Task goal
I would like you to return all of the records exactly as they stand.

Entries from a dataset of interfaces

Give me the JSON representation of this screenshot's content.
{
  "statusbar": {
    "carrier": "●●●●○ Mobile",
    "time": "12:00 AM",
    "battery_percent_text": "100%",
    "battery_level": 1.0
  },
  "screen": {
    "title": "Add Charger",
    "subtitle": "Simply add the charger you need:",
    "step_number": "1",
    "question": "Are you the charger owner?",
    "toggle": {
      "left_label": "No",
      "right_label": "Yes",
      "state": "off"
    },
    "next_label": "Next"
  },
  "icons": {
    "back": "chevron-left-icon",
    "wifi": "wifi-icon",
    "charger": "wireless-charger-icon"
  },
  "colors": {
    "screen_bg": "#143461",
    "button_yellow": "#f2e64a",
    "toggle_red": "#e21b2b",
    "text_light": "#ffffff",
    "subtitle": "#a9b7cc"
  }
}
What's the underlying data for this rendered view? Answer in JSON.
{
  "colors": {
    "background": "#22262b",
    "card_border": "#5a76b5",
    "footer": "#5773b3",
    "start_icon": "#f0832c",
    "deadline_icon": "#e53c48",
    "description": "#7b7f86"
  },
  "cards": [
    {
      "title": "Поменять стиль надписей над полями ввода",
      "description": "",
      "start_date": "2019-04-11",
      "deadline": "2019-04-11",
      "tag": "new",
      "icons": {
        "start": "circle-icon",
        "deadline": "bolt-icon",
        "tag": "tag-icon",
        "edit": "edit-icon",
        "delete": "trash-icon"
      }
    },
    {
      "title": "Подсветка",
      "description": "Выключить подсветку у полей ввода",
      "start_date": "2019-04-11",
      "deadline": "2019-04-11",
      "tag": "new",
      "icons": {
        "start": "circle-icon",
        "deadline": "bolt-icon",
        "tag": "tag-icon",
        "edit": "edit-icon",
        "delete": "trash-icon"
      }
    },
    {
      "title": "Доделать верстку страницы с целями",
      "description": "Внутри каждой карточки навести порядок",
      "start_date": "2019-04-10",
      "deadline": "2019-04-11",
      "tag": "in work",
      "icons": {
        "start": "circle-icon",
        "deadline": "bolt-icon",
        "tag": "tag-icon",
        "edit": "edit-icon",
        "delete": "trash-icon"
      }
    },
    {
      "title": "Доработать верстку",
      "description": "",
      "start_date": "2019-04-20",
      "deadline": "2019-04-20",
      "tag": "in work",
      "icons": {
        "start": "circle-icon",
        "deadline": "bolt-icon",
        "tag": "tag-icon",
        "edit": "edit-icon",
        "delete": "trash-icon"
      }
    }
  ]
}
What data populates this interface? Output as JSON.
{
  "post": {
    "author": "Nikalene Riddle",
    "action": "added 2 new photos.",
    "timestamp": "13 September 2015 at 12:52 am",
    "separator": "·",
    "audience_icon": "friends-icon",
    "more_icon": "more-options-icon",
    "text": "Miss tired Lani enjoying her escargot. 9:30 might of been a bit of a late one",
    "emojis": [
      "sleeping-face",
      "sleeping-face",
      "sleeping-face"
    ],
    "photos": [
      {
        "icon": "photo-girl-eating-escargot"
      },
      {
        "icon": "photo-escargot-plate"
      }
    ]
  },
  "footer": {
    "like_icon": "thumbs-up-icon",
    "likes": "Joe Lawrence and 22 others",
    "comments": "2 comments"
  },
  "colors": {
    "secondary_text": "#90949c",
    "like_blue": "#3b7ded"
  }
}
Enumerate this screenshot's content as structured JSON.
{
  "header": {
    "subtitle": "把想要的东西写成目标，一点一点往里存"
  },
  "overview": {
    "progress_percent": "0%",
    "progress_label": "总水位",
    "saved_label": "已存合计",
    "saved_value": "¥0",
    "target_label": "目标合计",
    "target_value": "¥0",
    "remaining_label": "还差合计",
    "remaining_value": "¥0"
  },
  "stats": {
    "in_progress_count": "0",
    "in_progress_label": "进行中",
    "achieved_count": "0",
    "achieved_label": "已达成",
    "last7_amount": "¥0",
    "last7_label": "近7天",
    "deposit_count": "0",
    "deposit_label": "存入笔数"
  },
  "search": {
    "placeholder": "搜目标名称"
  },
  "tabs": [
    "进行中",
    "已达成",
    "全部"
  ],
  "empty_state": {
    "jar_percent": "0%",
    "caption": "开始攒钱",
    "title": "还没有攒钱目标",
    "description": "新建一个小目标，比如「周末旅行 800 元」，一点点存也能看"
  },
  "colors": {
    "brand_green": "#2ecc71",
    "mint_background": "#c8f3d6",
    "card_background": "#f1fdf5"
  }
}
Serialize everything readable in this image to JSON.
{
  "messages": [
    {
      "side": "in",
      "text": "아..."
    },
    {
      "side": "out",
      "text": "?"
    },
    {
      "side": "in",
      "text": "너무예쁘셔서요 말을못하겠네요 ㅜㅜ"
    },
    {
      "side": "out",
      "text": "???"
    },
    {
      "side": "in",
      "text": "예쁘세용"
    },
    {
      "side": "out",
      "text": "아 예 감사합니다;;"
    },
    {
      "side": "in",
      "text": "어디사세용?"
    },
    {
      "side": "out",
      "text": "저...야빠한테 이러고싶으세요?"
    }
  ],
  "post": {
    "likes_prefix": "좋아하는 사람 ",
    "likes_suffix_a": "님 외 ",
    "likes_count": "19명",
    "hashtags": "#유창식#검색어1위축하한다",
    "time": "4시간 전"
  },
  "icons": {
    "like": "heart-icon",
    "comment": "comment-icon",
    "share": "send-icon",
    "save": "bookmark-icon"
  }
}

Answer to the problem
Give me the JSON representation of this screenshot's content.
{
  "statusbar": {
    "carrier": "●●●●○ Mobile",
    "time": "12:00 AM",
    "battery_percent_text": "100%",
    "battery_level": 1.0
  },
  "screen": {
    "title": "Add Charger",
    "subtitle": "Simply add the charger you need:",
    "step_number": "1",
    "question": "Are you the charger owner?",
    "toggle": {
      "left_label": "No",
      "right_label": "Yes",
      "state": "off"
    },
    "next_label": "Next"
  },
  "icons": {
    "back": "chevron-left-icon",
    "wifi": "wifi-icon",
    "charger": "wireless-charger-icon"
  },
  "colors": {
    "screen_bg": "#143461",
    "button_yellow": "#f2e64a",
    "toggle_red": "#e21b2b",
    "text_light": "#ffffff",
    "subtitle": "#a9b7cc"
  }
}
What's the underlying data for this rendered view? Answer in JSON.
{
  "colors": {
    "background": "#22262b",
    "card_border": "#5a76b5",
    "footer": "#5773b3",
    "start_icon": "#f0832c",
    "deadline_icon": "#e53c48",
    "description": "#7b7f86"
  },
  "cards": [
    {
      "title": "Поменять стиль надписей над полями ввода",
      "description": "",
      "start_date": "2019-04-11",
      "deadline": "2019-04-11",
      "tag": "new",
      "icons": {
        "start": "circle-icon",
        "deadline": "bolt-icon",
        "tag": "tag-icon",
        "edit": "edit-icon",
        "delete": "trash-icon"
      }
    },
    {
      "title": "Подсветка",
      "description": "Выключить подсветку у полей ввода",
      "start_date": "2019-04-11",
      "deadline": "2019-04-11",
      "tag": "new",
      "icons": {
        "start": "circle-icon",
        "deadline": "bolt-icon",
        "tag": "tag-icon",
        "edit": "edit-icon",
        "delete": "trash-icon"
      }
    },
    {
      "title": "Доделать верстку страницы с целями",
      "description": "Внутри каждой карточки навести порядок",
      "start_date": "2019-04-10",
      "deadline": "2019-04-11",
      "tag": "in work",
      "icons": {
        "start": "circle-icon",
        "deadline": "bolt-icon",
        "tag": "tag-icon",
        "edit": "edit-icon",
        "delete": "trash-icon"
      }
    },
    {
      "title": "Доработать верстку",
      "description": "",
      "start_date": "2019-04-20",
      "deadline": "2019-04-20",
      "tag": "in work",
      "icons": {
        "start": "circle-icon",
        "deadline": "bolt-icon",
        "tag": "tag-icon",
        "edit": "edit-icon",
        "delete": "trash-icon"
      }
    }
  ]
}
What data populates this interface? Output as JSON.
{
  "post": {
    "author": "Nikalene Riddle",
    "action": "added 2 new photos.",
    "timestamp": "13 September 2015 at 12:52 am",
    "separator": "·",
    "audience_icon": "friends-icon",
    "more_icon": "more-options-icon",
    "text": "Miss tired Lani enjoying her escargot. 9:30 might of been a bit of a late one",
    "emojis": [
      "sleeping-face",
      "sleeping-face",
      "sleeping-face"
    ],
    "photos": [
      {
        "icon": "photo-girl-eating-escargot"
      },
      {
        "icon": "photo-escargot-plate"
      }
    ]
  },
  "footer": {
    "like_icon": "thumbs-up-icon",
    "likes": "Joe Lawrence and 22 others",
    "comments": "2 comments"
  },
  "colors": {
    "secondary_text": "#90949c",
    "like_blue": "#3b7ded"
  }
}
Enumerate this screenshot's content as structured JSON.
{
  "header": {
    "subtitle": "把想要的东西写成目标，一点一点往里存"
  },
  "overview": {
    "progress_percent": "0%",
    "progress_label": "总水位",
    "saved_label": "已存合计",
    "saved_value": "¥0",
    "target_label": "目标合计",
    "target_value": "¥0",
    "remaining_label": "还差合计",
    "remaining_value": "¥0"
  },
  "stats": {
    "in_progress_count": "0",
    "in_progress_label": "进行中",
    "achieved_count": "0",
    "achieved_label": "已达成",
    "last7_amount": "¥0",
    "last7_label": "近7天",
    "deposit_count": "0",
    "deposit_label": "存入笔数"
  },
  "search": {
    "placeholder": "搜目标名称"
  },
  "tabs": [
    "进行中",
    "已达成",
    "全部"
  ],
  "empty_state": {
    "jar_percent": "0%",
    "caption": "开始攒钱",
    "title": "还没有攒钱目标",
    "description": "新建一个小目标，比如「周末旅行 800 元」，一点点存也能看"
  },
  "colors": {
    "brand_green": "#2ecc71",
    "mint_background": "#c8f3d6",
    "card_background": "#f1fdf5"
  }
}
Serialize everything readable in this image to JSON.
{
  "messages": [
    {
      "side": "in",
      "text": "아..."
    },
    {
      "side": "out",
      "text": "?"
    },
    {
      "side": "in",
      "text": "너무예쁘셔서요 말을못하겠네요 ㅜㅜ"
    },
    {
      "side": "out",
      "text": "???"
    },
    {
      "side": "in",
      "text": "예쁘세용"
    },
    {
      "side": "out",
      "text": "아 예 감사합니다;;"
    },
    {
      "side": "in",
      "text": "어디사세용?"
    },
    {
      "side": "out",
      "text": "저...야빠한테 이러고싶으세요?"
    }
  ],
  "post": {
    "likes_prefix": "좋아하는 사람 ",
    "likes_suffix_a": "님 외 ",
    "likes_count": "19명",
    "hashtags": "#유창식#검색어1위축하한다",
    "time": "4시간 전"
  },
  "icons": {
    "like": "heart-icon",
    "comment": "comment-icon",
    "share": "send-icon",
    "save": "bookmark-icon"
  }
}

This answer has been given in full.